- [TASK TO CARRY OUT] Check every line of the data below for "true". Copy each one that has it.

Records from a data collection
============
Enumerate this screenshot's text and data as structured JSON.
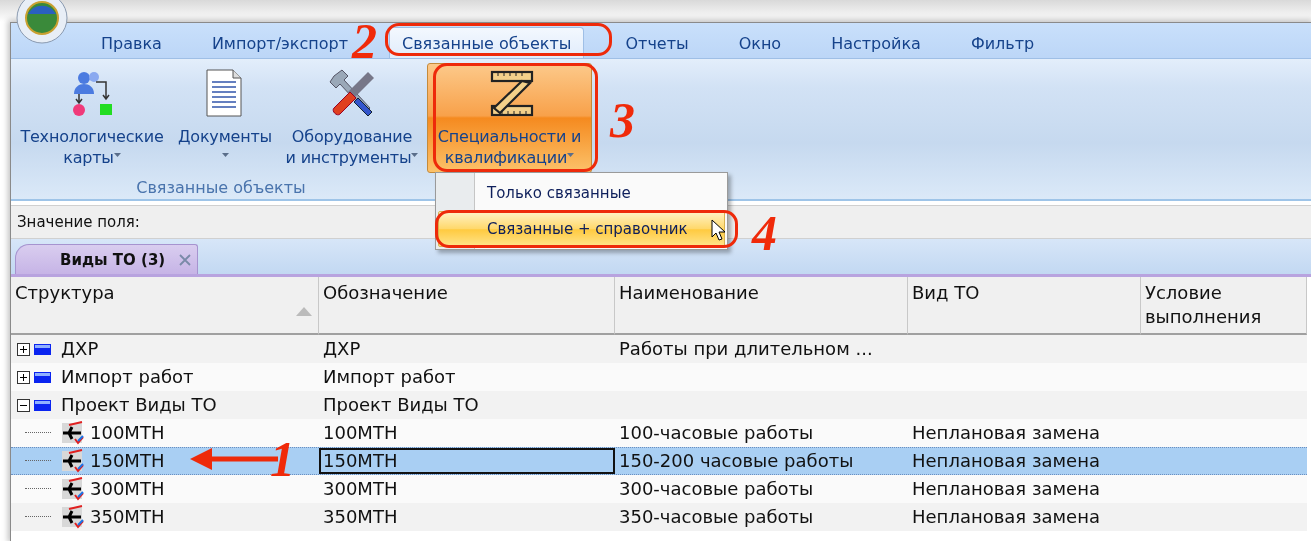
{
  "menu_tabs": [
    {
      "label": "Правка",
      "selected": false
    },
    {
      "label": "Импорт/экспорт",
      "selected": false
    },
    {
      "label": "Связанные объекты",
      "selected": true
    },
    {
      "label": "Отчеты",
      "selected": false
    },
    {
      "label": "Окно",
      "selected": false
    },
    {
      "label": "Настройка",
      "selected": false
    },
    {
      "label": "Фильтр",
      "selected": false
    }
  ],
  "ribbon": {
    "group_label": "Связанные объекты",
    "buttons": [
      {
        "kind": "routing",
        "lines": [
          "Технологические",
          "карты"
        ],
        "pressed": false
      },
      {
        "kind": "document",
        "lines": [
          "Документы"
        ],
        "pressed": false
      },
      {
        "kind": "tools",
        "lines": [
          "Оборудование",
          "и инструменты"
        ],
        "pressed": false
      },
      {
        "kind": "rulers",
        "lines": [
          "Специальности и",
          "квалификации"
        ],
        "pressed": true
      }
    ]
  },
  "dropdown_menu": {
    "items": [
      {
        "label": "Только связанные",
        "highlighted": false
      },
      {
        "label": "Связанные + справочник",
        "highlighted": true
      }
    ]
  },
  "field": {
    "label": "Значение поля:"
  },
  "document_tabs": [
    {
      "label": "Виды ТО (3)",
      "selected": true
    }
  ],
  "table": {
    "columns": [
      {
        "label": "Структура",
        "sorted": true
      },
      {
        "label": "Обозначение",
        "sorted": false
      },
      {
        "label": "Наименование",
        "sorted": false
      },
      {
        "label": "Вид ТО",
        "sorted": false
      },
      {
        "label": "Условие выполнения",
        "sorted": false
      }
    ],
    "rows": [
      {
        "structure": "ДХР",
        "designation": "ДХР",
        "name": "Работы при длительном ...",
        "expanded": false,
        "selected": false
      },
      {
        "structure": "Импорт работ",
        "designation": "Импорт работ",
        "expanded": false,
        "selected": false
      },
      {
        "structure": "Проект Виды ТО",
        "designation": "Проект Виды ТО",
        "expanded": true,
        "selected": false,
        "children": [
          {
            "structure": "100MTH",
            "designation": "100MTH",
            "name": "100-часовые работы",
            "type": "Неплановая замена",
            "selected": false
          },
          {
            "structure": "150MTH",
            "designation": "150MTH",
            "name": "150-200 часовые работы",
            "type": "Неплановая замена",
            "selected": true
          },
          {
            "structure": "300MTH",
            "designation": "300MTH",
            "name": "300-часовые работы",
            "type": "Неплановая замена",
            "selected": false
          },
          {
            "structure": "350MTH",
            "designation": "350MTH",
            "name": "350-часовые работы",
            "type": "Неплановая замена",
            "selected": false
          }
        ]
      }
    ]
  },
  "annotations": [
    {
      "label": "1",
      "kind": "arrow"
    },
    {
      "label": "2",
      "kind": "outline"
    },
    {
      "label": "3",
      "kind": "outline"
    },
    {
      "label": "4",
      "kind": "outline"
    }
  ]
}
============
- [ANSWER FOR THIS EXERCISE]
      "selected": true
        "pressed": true
        "highlighted": true
      "selected": true
        "sorted": true
        "expanded": true,
            "selected": true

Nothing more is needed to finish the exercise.